There is also a tournament mode which will allow you to unlock additional characters, arenas, and even earn money. Money can be used to customize your fighters and purchase new moves. The practice mode is pretty standard and will allow you to hone your technique, although you won’t need to do too much honing. Finally, there is a survival mode which follows the underpowered character, Hercule, in his quest for domination. Of course, Budokai also features a multiplayer mode, allowing you and a friend to pummel each other in an all out mash-fest.

The real highlight to the game is its presentation. Every character is an excellent recreation of the cartoon, and all the clothing and environments are accurately represented. The fighters move smoothly which is a must for the DBZ license, and the voices are done by the actors from the series. All of this combines to create a dream come true for DBZ fans, and they will be able to overlook the limited gameplay.
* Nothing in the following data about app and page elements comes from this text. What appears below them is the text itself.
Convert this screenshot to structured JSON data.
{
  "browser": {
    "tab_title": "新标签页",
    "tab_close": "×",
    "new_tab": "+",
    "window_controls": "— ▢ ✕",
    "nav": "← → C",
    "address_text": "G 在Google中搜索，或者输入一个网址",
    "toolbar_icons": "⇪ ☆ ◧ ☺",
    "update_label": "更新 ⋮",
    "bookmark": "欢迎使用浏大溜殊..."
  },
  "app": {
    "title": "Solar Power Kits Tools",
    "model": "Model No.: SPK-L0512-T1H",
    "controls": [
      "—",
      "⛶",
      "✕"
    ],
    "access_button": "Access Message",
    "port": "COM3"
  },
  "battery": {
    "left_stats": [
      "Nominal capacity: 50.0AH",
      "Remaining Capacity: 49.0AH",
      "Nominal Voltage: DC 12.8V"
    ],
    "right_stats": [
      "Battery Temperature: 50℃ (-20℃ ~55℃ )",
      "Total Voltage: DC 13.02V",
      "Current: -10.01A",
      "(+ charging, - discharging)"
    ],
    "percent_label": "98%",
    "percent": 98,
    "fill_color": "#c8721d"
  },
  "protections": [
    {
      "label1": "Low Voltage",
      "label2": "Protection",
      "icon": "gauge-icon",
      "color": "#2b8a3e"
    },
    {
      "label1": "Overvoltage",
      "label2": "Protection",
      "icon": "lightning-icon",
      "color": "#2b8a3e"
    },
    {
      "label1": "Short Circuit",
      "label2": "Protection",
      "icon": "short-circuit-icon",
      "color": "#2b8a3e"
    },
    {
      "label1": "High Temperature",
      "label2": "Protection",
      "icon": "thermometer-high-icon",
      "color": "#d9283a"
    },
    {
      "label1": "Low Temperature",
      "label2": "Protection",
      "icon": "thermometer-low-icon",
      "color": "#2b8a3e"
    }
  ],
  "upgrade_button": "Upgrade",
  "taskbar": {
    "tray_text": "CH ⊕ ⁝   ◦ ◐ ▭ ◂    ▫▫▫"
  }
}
This is a poor fighting game with some interesting and cool-looking moves. Gamers have become accustomed to lack-luster games based on other media, and from the gameplay perspective, Budokai is no different. However, the game pays special attention to the DBZ universe and really nails it on the head. Although it was originally released on PlayStation 2 nearly a year ago, fans of the series that missed out on this game would be foolish not to pick it up.

Discuss it in TalkBack!


Graphics Sound Control Gameplay Lastability Final
8 8 7 6.5 7 7

The character models are excellent, and the framerate is steady. Everything in this game is a great recreation of the anime series right down to the super-cool special attacks. It really does feel like you’re fighting in the cartoon, and for any fan of the series, that is a major accomplishment.


Featuring both music and voice acting from the series goes a long way in giving Budokai that authentic feel.


You won’t get frustrated from wrestling with the control scheme, as there are only four buttons used. Although it’s straight-forward, it’s also overly simple.


It’s a button mashing bore-fest. Even if you do take thirty minutes to master the controls, you can’t do much more than you could just by mashing. The story mode is nice, and really saves the gameplay from being a throw-away. You’ll get wrapped up in the story and continue on. Plus, even if you are mashing away, you can pull off some awesome moves.


The multiplayer mode will keep you entertained if you have a couple of fans in your group of friends. There’s a lot of unlocking to be done in this game, and it will take you a while to reach full completion. Also, if you love DBZ, you’ll probably play through the story mode more than once.


It’s pretty simple. If you love DBZ, you should own this game. Even with a passing interest in the series, Budokai can deliver some fun moments. Everyone else would be well advised to pass.


  • DBZ universe is presented in an accurate and appropriate manner.
  • Some of the fighting visuals are really, really cool-looking.
  • The story will keep you playing to see what happens next, even if you’ve seen the whole series.
  • As a fighting game, it’s a sub-par button masher.
  • Limited control scheme
  • Offers little incentive to really master the game
Review Page 2: Conclusion

Share + Bookmark

Genre Fighting
Developer Atari

Worldwide Releases

na: Dragon Ball Z: Budokai
Release Oct 28, 2003
jpn: Dragon Ball Z: Budokai
Release Nov 28, 2003
aus: Dragon Ball Z: Budokai
Release Nov 28, 2003
RatingParental Guidance
Got a news tip? Send it in!